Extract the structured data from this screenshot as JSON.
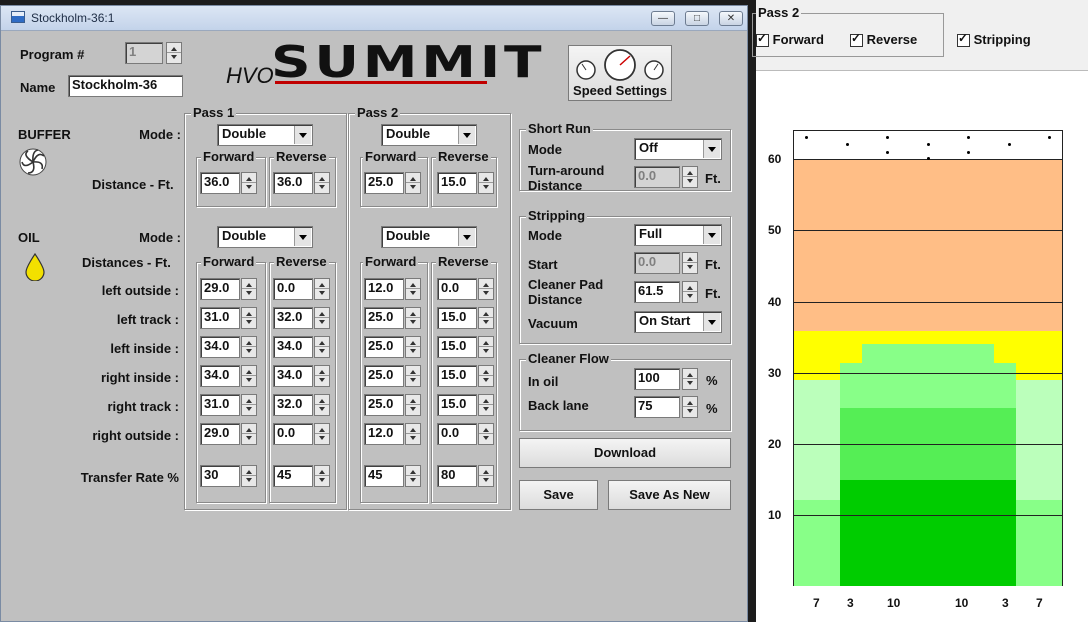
{
  "window": {
    "title": "Stockholm-36:1"
  },
  "header": {
    "program_label": "Program #",
    "program_value": "1",
    "name_label": "Name",
    "name_value": "Stockholm-36"
  },
  "logo": {
    "prefix": "HVO",
    "brand": "SUMMIT"
  },
  "speed_settings": {
    "label": "Speed Settings"
  },
  "pass1": {
    "label": "Pass 1",
    "buffer_mode": "Double",
    "oil_mode": "Double"
  },
  "pass2": {
    "label": "Pass 2",
    "buffer_mode": "Double",
    "oil_mode": "Double"
  },
  "buffer": {
    "label": "BUFFER",
    "mode_label": "Mode :",
    "distance_label": "Distance - Ft.",
    "p1_forward": "36.0",
    "p1_reverse": "36.0",
    "p2_forward": "25.0",
    "p2_reverse": "15.0"
  },
  "oil": {
    "label": "OIL",
    "mode_label": "Mode :",
    "distances_label": "Distances - Ft.",
    "transfer_label": "Transfer Rate %"
  },
  "col_labels": {
    "forward": "Forward",
    "reverse": "Reverse"
  },
  "oil_rows": [
    {
      "label": "left outside :",
      "p1f": "29.0",
      "p1r": "0.0",
      "p2f": "12.0",
      "p2r": "0.0"
    },
    {
      "label": "left track :",
      "p1f": "31.0",
      "p1r": "32.0",
      "p2f": "25.0",
      "p2r": "15.0"
    },
    {
      "label": "left inside :",
      "p1f": "34.0",
      "p1r": "34.0",
      "p2f": "25.0",
      "p2r": "15.0"
    },
    {
      "label": "right inside :",
      "p1f": "34.0",
      "p1r": "34.0",
      "p2f": "25.0",
      "p2r": "15.0"
    },
    {
      "label": "right track :",
      "p1f": "31.0",
      "p1r": "32.0",
      "p2f": "25.0",
      "p2r": "15.0"
    },
    {
      "label": "right outside :",
      "p1f": "29.0",
      "p1r": "0.0",
      "p2f": "12.0",
      "p2r": "0.0"
    }
  ],
  "transfer": {
    "p1f": "30",
    "p1r": "45",
    "p2f": "45",
    "p2r": "80"
  },
  "short_run": {
    "title": "Short Run",
    "mode_label": "Mode",
    "mode_value": "Off",
    "turnaround_label_1": "Turn-around",
    "turnaround_label_2": "Distance",
    "turnaround_value": "0.0",
    "unit": "Ft."
  },
  "stripping": {
    "title": "Stripping",
    "mode_label": "Mode",
    "mode_value": "Full",
    "start_label": "Start",
    "start_value": "0.0",
    "pad_label_1": "Cleaner Pad",
    "pad_label_2": "Distance",
    "pad_value": "61.5",
    "unit": "Ft.",
    "vacuum_label": "Vacuum",
    "vacuum_value": "On Start"
  },
  "cleaner_flow": {
    "title": "Cleaner Flow",
    "in_oil_label": "In oil",
    "in_oil_value": "100",
    "back_lane_label": "Back lane",
    "back_lane_value": "75",
    "unit": "%"
  },
  "buttons": {
    "download": "Download",
    "save": "Save",
    "save_as_new": "Save As New"
  },
  "right_panel": {
    "group_label": "Pass 2",
    "forward": "Forward",
    "reverse": "Reverse",
    "stripping": "Stripping"
  },
  "chart_data": {
    "type": "heatmap",
    "title": "",
    "y_ticks": [
      "10",
      "20",
      "30",
      "40",
      "50",
      "60"
    ],
    "x_ticks": [
      "7",
      "3",
      "10",
      "10",
      "3",
      "7"
    ],
    "colors": {
      "cleaner": "#ffbe86",
      "yellow": "#ffff00",
      "pale_green": "#bbffbb",
      "light_green": "#88ff88",
      "green": "#55ee55",
      "dark_green": "#00cc00"
    }
  }
}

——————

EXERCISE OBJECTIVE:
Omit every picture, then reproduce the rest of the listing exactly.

EXERCISE RESPONSE:
Extract the structured data from this screenshot as JSON.
{
  "window": {
    "title": "Stockholm-36:1"
  },
  "header": {
    "program_label": "Program #",
    "program_value": "1",
    "name_label": "Name",
    "name_value": "Stockholm-36"
  },
  "logo": {
    "prefix": "HVO",
    "brand": "SUMMIT"
  },
  "speed_settings": {
    "label": "Speed Settings"
  },
  "pass1": {
    "label": "Pass 1",
    "buffer_mode": "Double",
    "oil_mode": "Double"
  },
  "pass2": {
    "label": "Pass 2",
    "buffer_mode": "Double",
    "oil_mode": "Double"
  },
  "buffer": {
    "label": "BUFFER",
    "mode_label": "Mode :",
    "distance_label": "Distance - Ft.",
    "p1_forward": "36.0",
    "p1_reverse": "36.0",
    "p2_forward": "25.0",
    "p2_reverse": "15.0"
  },
  "oil": {
    "label": "OIL",
    "mode_label": "Mode :",
    "distances_label": "Distances - Ft.",
    "transfer_label": "Transfer Rate %"
  },
  "col_labels": {
    "forward": "Forward",
    "reverse": "Reverse"
  },
  "oil_rows": [
    {
      "label": "left outside :",
      "p1f": "29.0",
      "p1r": "0.0",
      "p2f": "12.0",
      "p2r": "0.0"
    },
    {
      "label": "left track :",
      "p1f": "31.0",
      "p1r": "32.0",
      "p2f": "25.0",
      "p2r": "15.0"
    },
    {
      "label": "left inside :",
      "p1f": "34.0",
      "p1r": "34.0",
      "p2f": "25.0",
      "p2r": "15.0"
    },
    {
      "label": "right inside :",
      "p1f": "34.0",
      "p1r": "34.0",
      "p2f": "25.0",
      "p2r": "15.0"
    },
    {
      "label": "right track :",
      "p1f": "31.0",
      "p1r": "32.0",
      "p2f": "25.0",
      "p2r": "15.0"
    },
    {
      "label": "right outside :",
      "p1f": "29.0",
      "p1r": "0.0",
      "p2f": "12.0",
      "p2r": "0.0"
    }
  ],
  "transfer": {
    "p1f": "30",
    "p1r": "45",
    "p2f": "45",
    "p2r": "80"
  },
  "short_run": {
    "title": "Short Run",
    "mode_label": "Mode",
    "mode_value": "Off",
    "turnaround_label_1": "Turn-around",
    "turnaround_label_2": "Distance",
    "turnaround_value": "0.0",
    "unit": "Ft."
  },
  "stripping": {
    "title": "Stripping",
    "mode_label": "Mode",
    "mode_value": "Full",
    "start_label": "Start",
    "start_value": "0.0",
    "pad_label_1": "Cleaner Pad",
    "pad_label_2": "Distance",
    "pad_value": "61.5",
    "unit": "Ft.",
    "vacuum_label": "Vacuum",
    "vacuum_value": "On Start"
  },
  "cleaner_flow": {
    "title": "Cleaner Flow",
    "in_oil_label": "In oil",
    "in_oil_value": "100",
    "back_lane_label": "Back lane",
    "back_lane_value": "75",
    "unit": "%"
  },
  "buttons": {
    "download": "Download",
    "save": "Save",
    "save_as_new": "Save As New"
  },
  "right_panel": {
    "group_label": "Pass 2",
    "forward": "Forward",
    "reverse": "Reverse",
    "stripping": "Stripping"
  },
  "chart_data": {
    "type": "heatmap",
    "title": "",
    "y_ticks": [
      "10",
      "20",
      "30",
      "40",
      "50",
      "60"
    ],
    "x_ticks": [
      "7",
      "3",
      "10",
      "10",
      "3",
      "7"
    ],
    "colors": {
      "cleaner": "#ffbe86",
      "yellow": "#ffff00",
      "pale_green": "#bbffbb",
      "light_green": "#88ff88",
      "green": "#55ee55",
      "dark_green": "#00cc00"
    }
  }
}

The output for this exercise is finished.